> [Directions for this task]: A word-for-word copy of the data, pictures excluded, is what this task asks for.

==== Information provided

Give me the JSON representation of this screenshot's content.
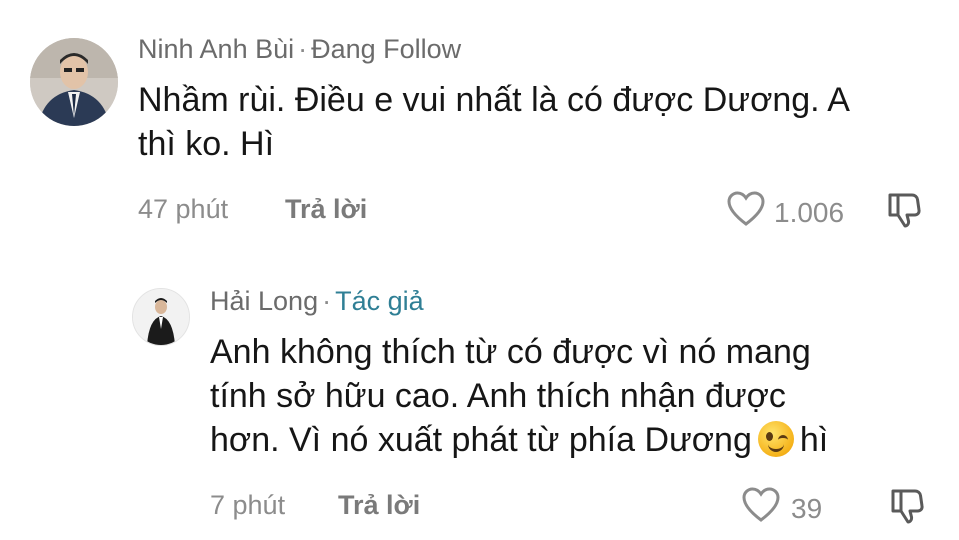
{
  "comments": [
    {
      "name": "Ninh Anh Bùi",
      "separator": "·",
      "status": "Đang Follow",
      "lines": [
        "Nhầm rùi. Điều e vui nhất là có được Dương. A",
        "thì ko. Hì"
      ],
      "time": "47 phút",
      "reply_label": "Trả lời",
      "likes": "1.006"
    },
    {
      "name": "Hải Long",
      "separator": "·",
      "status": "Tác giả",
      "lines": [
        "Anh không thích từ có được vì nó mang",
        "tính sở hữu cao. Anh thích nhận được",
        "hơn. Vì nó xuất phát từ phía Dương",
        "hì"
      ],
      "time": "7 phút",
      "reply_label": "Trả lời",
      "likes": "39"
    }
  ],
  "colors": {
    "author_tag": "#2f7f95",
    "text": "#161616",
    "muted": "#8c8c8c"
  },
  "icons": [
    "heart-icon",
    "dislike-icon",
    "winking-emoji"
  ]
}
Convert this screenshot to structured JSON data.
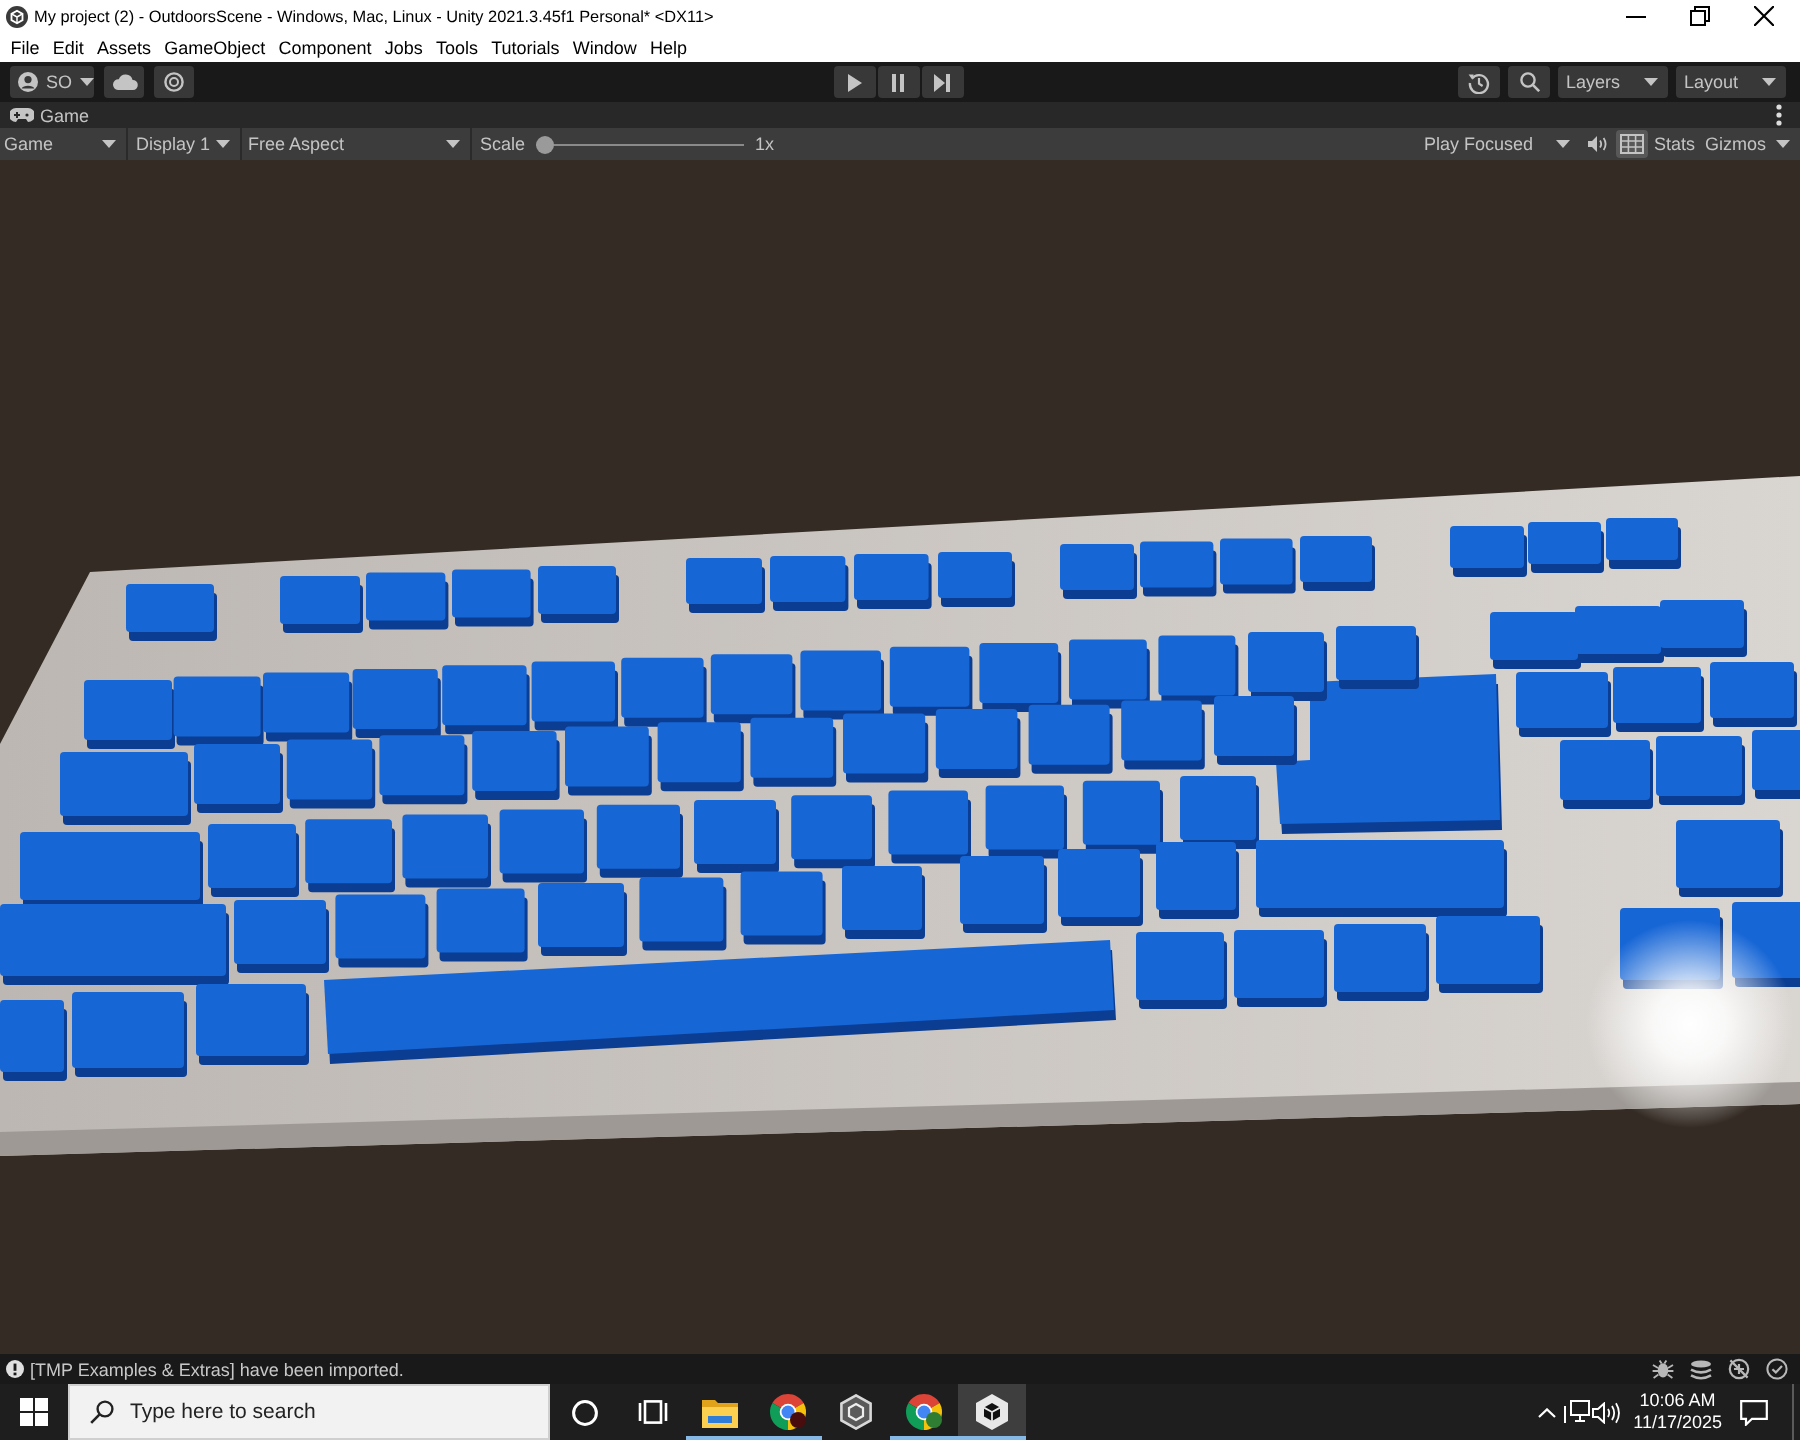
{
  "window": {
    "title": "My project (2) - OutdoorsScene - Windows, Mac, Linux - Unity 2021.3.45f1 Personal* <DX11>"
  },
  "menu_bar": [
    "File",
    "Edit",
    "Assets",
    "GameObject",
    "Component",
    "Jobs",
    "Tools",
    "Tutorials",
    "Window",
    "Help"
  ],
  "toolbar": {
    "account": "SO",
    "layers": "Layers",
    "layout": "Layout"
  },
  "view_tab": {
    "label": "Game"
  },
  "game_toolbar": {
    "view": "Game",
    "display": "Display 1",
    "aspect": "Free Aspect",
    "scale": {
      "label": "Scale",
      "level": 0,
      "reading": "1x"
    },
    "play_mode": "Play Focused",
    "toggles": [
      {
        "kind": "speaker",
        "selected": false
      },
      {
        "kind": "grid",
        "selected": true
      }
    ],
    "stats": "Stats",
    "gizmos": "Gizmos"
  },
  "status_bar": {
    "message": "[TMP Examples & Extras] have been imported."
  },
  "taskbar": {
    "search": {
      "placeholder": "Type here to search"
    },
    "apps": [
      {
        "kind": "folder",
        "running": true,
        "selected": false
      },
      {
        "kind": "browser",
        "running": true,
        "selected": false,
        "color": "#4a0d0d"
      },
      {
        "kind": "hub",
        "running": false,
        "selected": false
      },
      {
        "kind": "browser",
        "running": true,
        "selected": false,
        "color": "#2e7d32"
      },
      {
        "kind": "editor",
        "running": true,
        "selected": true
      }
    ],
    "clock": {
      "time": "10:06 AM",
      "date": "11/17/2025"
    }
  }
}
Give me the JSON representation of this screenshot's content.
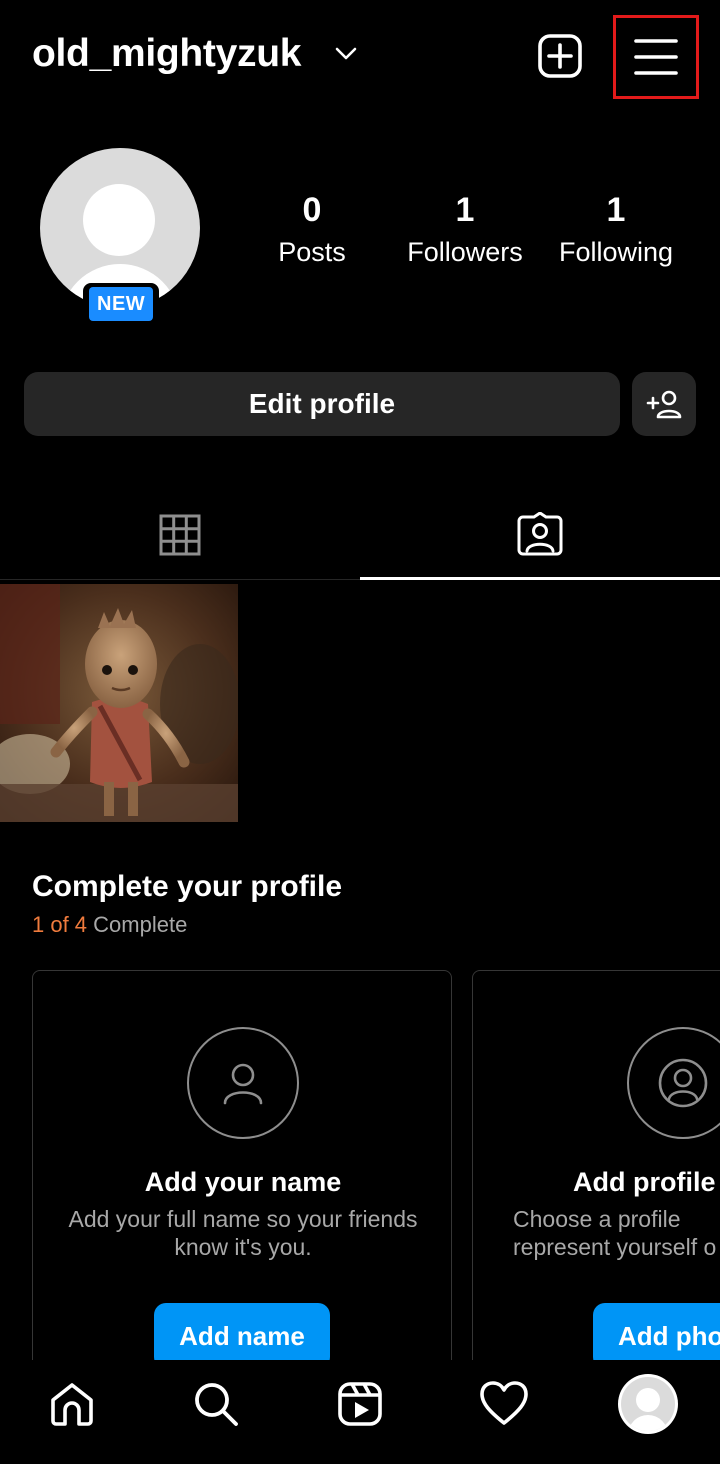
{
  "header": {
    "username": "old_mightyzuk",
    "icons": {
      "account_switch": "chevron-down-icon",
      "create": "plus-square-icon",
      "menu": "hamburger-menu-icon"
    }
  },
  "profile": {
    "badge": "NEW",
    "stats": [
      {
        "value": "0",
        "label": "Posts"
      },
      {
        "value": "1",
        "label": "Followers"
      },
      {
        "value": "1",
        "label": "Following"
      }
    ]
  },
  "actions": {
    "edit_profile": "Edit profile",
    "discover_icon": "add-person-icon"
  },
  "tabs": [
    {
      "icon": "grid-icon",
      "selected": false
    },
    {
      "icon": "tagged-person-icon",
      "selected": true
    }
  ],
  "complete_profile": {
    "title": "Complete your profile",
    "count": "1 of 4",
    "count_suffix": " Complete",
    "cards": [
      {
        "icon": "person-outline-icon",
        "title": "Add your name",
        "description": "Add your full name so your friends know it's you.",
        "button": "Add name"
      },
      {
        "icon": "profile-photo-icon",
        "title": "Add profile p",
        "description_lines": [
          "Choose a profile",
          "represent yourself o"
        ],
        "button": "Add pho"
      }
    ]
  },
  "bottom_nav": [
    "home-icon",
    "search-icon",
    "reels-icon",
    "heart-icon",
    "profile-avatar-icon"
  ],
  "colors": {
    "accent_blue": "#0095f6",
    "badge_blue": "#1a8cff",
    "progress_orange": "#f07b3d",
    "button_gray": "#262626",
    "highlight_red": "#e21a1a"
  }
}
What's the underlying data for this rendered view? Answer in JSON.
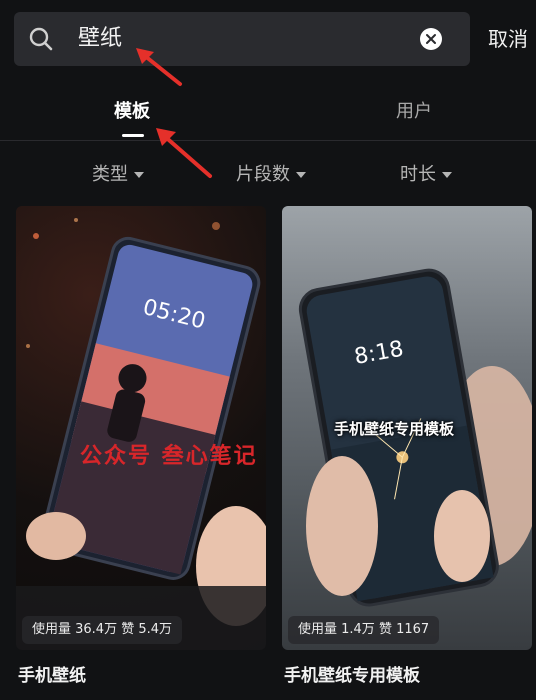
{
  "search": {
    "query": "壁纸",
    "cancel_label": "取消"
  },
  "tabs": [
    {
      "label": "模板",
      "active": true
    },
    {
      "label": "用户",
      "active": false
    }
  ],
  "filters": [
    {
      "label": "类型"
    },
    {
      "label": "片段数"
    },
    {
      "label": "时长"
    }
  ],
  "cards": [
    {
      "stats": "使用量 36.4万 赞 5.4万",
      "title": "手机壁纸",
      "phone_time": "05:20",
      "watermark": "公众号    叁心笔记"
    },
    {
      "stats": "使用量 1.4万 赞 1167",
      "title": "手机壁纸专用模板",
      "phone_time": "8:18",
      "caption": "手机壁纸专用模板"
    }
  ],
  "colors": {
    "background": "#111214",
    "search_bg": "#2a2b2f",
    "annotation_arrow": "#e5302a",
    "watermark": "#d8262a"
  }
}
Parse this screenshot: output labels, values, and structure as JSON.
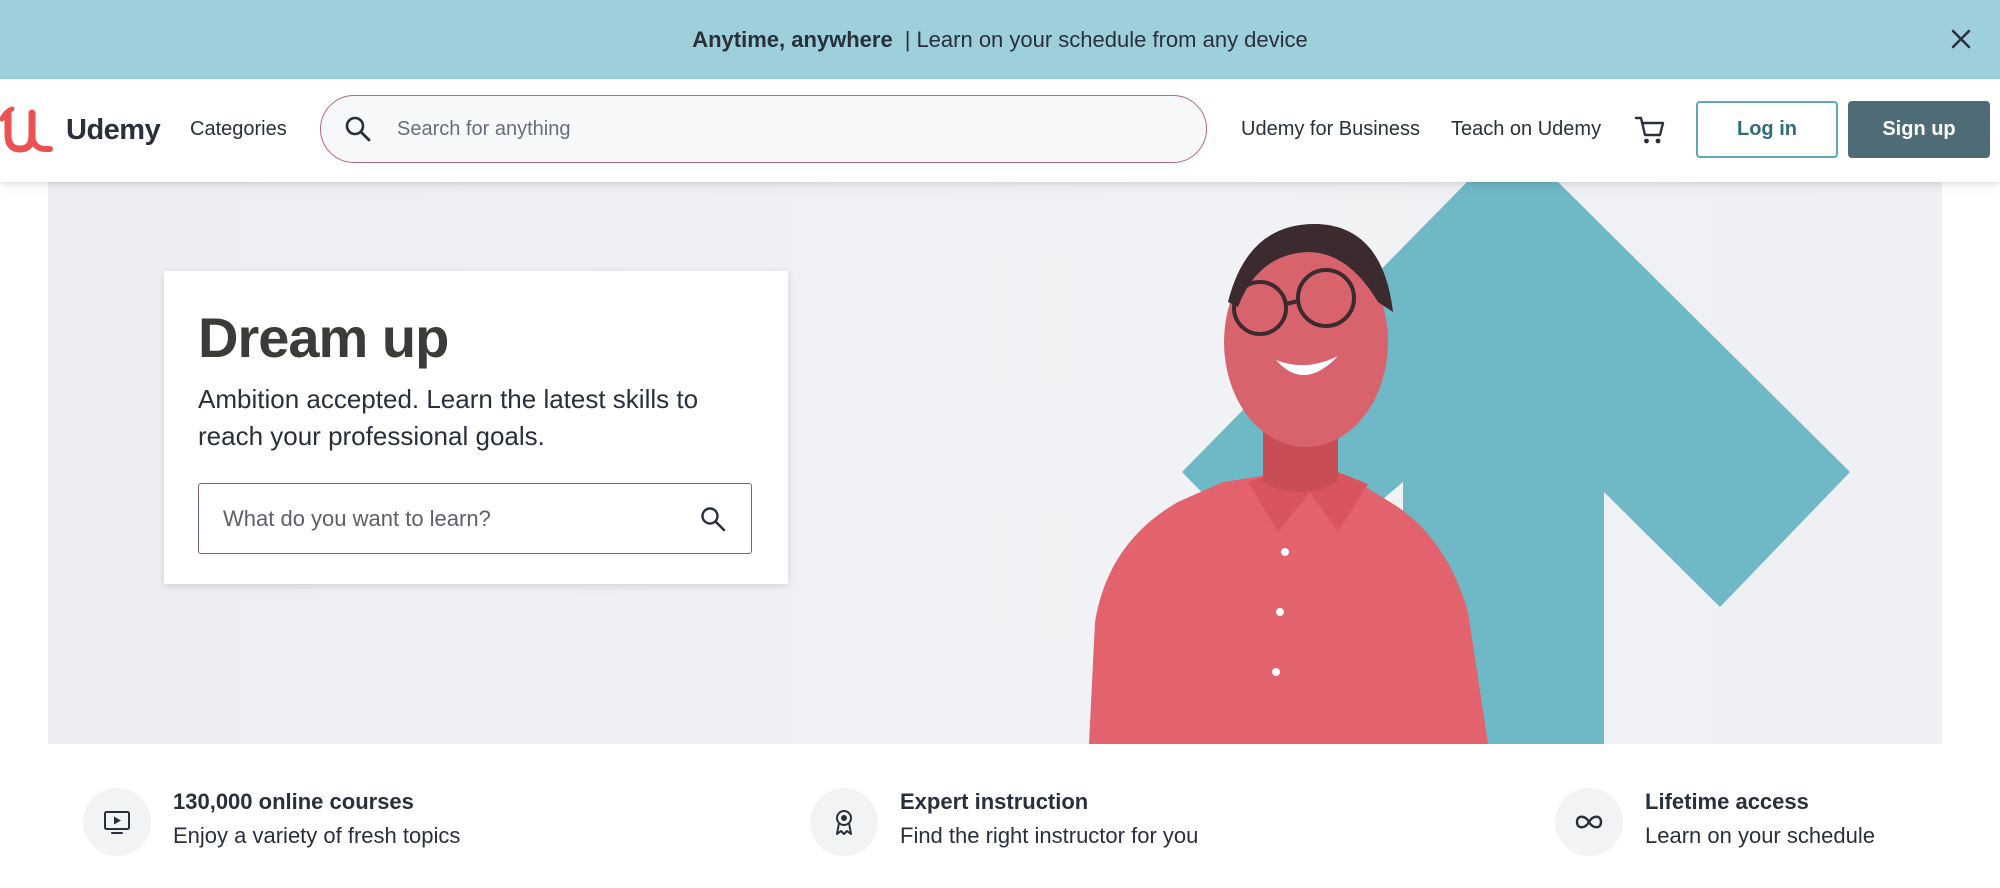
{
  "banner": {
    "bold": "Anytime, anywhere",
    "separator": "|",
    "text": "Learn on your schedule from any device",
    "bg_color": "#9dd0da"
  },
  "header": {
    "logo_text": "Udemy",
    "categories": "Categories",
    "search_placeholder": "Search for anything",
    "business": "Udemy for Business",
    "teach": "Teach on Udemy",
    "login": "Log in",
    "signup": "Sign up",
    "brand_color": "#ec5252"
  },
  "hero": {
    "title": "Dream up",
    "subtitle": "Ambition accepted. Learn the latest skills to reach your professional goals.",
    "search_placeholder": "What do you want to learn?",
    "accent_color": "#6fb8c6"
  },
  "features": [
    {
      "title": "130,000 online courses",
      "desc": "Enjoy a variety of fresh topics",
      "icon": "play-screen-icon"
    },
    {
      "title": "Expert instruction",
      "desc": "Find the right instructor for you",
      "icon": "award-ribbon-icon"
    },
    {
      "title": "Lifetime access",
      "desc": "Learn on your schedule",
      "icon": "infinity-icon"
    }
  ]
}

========

> [Response for this exercise]:
Give me the JSON representation of this screenshot's content.
{
  "comments": [
    {
      "name": "Ninh Anh Bùi",
      "separator": "·",
      "status": "Đang Follow",
      "lines": [
        "Nhầm rùi. Điều e vui nhất là có được Dương. A",
        "thì ko. Hì"
      ],
      "time": "47 phút",
      "reply_label": "Trả lời",
      "likes": "1.006"
    },
    {
      "name": "Hải Long",
      "separator": "·",
      "status": "Tác giả",
      "lines": [
        "Anh không thích từ có được vì nó mang",
        "tính sở hữu cao. Anh thích nhận được",
        "hơn. Vì nó xuất phát từ phía Dương",
        "hì"
      ],
      "time": "7 phút",
      "reply_label": "Trả lời",
      "likes": "39"
    }
  ],
  "colors": {
    "author_tag": "#2f7f95",
    "text": "#161616",
    "muted": "#8c8c8c"
  },
  "icons": [
    "heart-icon",
    "dislike-icon",
    "winking-emoji"
  ]
}
Convert this screenshot to structured JSON data.
{
  "window": {
    "title": "My project (2) - OutdoorsScene - Windows, Mac, Linux - Unity 2021.3.45f1 Personal* <DX11>"
  },
  "menu_bar": [
    "File",
    "Edit",
    "Assets",
    "GameObject",
    "Component",
    "Jobs",
    "Tools",
    "Tutorials",
    "Window",
    "Help"
  ],
  "toolbar": {
    "account": "SO",
    "layers": "Layers",
    "layout": "Layout"
  },
  "view_tab": {
    "label": "Game"
  },
  "game_toolbar": {
    "view": "Game",
    "display": "Display 1",
    "aspect": "Free Aspect",
    "scale": {
      "label": "Scale",
      "level": 0,
      "reading": "1x"
    },
    "play_mode": "Play Focused",
    "toggles": [
      {
        "kind": "speaker",
        "selected": false
      },
      {
        "kind": "grid",
        "selected": true
      }
    ],
    "stats": "Stats",
    "gizmos": "Gizmos"
  },
  "status_bar": {
    "message": "[TMP Examples & Extras] have been imported."
  },
  "taskbar": {
    "search": {
      "placeholder": "Type here to search"
    },
    "apps": [
      {
        "kind": "folder",
        "running": true,
        "selected": false
      },
      {
        "kind": "browser",
        "running": true,
        "selected": false,
        "color": "#4a0d0d"
      },
      {
        "kind": "hub",
        "running": false,
        "selected": false
      },
      {
        "kind": "browser",
        "running": true,
        "selected": false,
        "color": "#2e7d32"
      },
      {
        "kind": "editor",
        "running": true,
        "selected": true
      }
    ],
    "clock": {
      "time": "10:06 AM",
      "date": "11/17/2025"
    }
  }
}
Give me the JSON representation of this screenshot's content.
{
  "header": {
    "username": "old_mightyzuk",
    "icons": {
      "account_switch": "chevron-down-icon",
      "create": "plus-square-icon",
      "menu": "hamburger-menu-icon"
    }
  },
  "profile": {
    "badge": "NEW",
    "stats": [
      {
        "value": "0",
        "label": "Posts"
      },
      {
        "value": "1",
        "label": "Followers"
      },
      {
        "value": "1",
        "label": "Following"
      }
    ]
  },
  "actions": {
    "edit_profile": "Edit profile",
    "discover_icon": "add-person-icon"
  },
  "tabs": [
    {
      "icon": "grid-icon",
      "selected": false
    },
    {
      "icon": "tagged-person-icon",
      "selected": true
    }
  ],
  "complete_profile": {
    "title": "Complete your profile",
    "count": "1 of 4",
    "count_suffix": " Complete",
    "cards": [
      {
        "icon": "person-outline-icon",
        "title": "Add your name",
        "description": "Add your full name so your friends know it's you.",
        "button": "Add name"
      },
      {
        "icon": "profile-photo-icon",
        "title": "Add profile p",
        "description_lines": [
          "Choose a profile",
          "represent yourself o"
        ],
        "button": "Add pho"
      }
    ]
  },
  "bottom_nav": [
    "home-icon",
    "search-icon",
    "reels-icon",
    "heart-icon",
    "profile-avatar-icon"
  ],
  "colors": {
    "accent_blue": "#0095f6",
    "badge_blue": "#1a8cff",
    "progress_orange": "#f07b3d",
    "button_gray": "#262626",
    "highlight_red": "#e21a1a"
  }
}
What's the underlying data for this rendered view? Answer in JSON.
{
  "search": {
    "query": "壁纸",
    "cancel_label": "取消"
  },
  "tabs": [
    {
      "label": "模板",
      "active": true
    },
    {
      "label": "用户",
      "active": false
    }
  ],
  "filters": [
    {
      "label": "类型"
    },
    {
      "label": "片段数"
    },
    {
      "label": "时长"
    }
  ],
  "cards": [
    {
      "stats": "使用量 36.4万 赞 5.4万",
      "title": "手机壁纸",
      "phone_time": "05:20",
      "watermark": "公众号    叁心笔记"
    },
    {
      "stats": "使用量 1.4万 赞 1167",
      "title": "手机壁纸专用模板",
      "phone_time": "8:18",
      "caption": "手机壁纸专用模板"
    }
  ],
  "colors": {
    "background": "#111214",
    "search_bg": "#2a2b2f",
    "annotation_arrow": "#e5302a",
    "watermark": "#d8262a"
  }
}
Parse this screenshot: output labels, values, and structure as JSON.
{
  "banner": {
    "bold": "Anytime, anywhere",
    "separator": "|",
    "text": "Learn on your schedule from any device",
    "bg_color": "#9dd0da"
  },
  "header": {
    "logo_text": "Udemy",
    "categories": "Categories",
    "search_placeholder": "Search for anything",
    "business": "Udemy for Business",
    "teach": "Teach on Udemy",
    "login": "Log in",
    "signup": "Sign up",
    "brand_color": "#ec5252"
  },
  "hero": {
    "title": "Dream up",
    "subtitle": "Ambition accepted. Learn the latest skills to reach your professional goals.",
    "search_placeholder": "What do you want to learn?",
    "accent_color": "#6fb8c6"
  },
  "features": [
    {
      "title": "130,000 online courses",
      "desc": "Enjoy a variety of fresh topics",
      "icon": "play-screen-icon"
    },
    {
      "title": "Expert instruction",
      "desc": "Find the right instructor for you",
      "icon": "award-ribbon-icon"
    },
    {
      "title": "Lifetime access",
      "desc": "Learn on your schedule",
      "icon": "infinity-icon"
    }
  ]
}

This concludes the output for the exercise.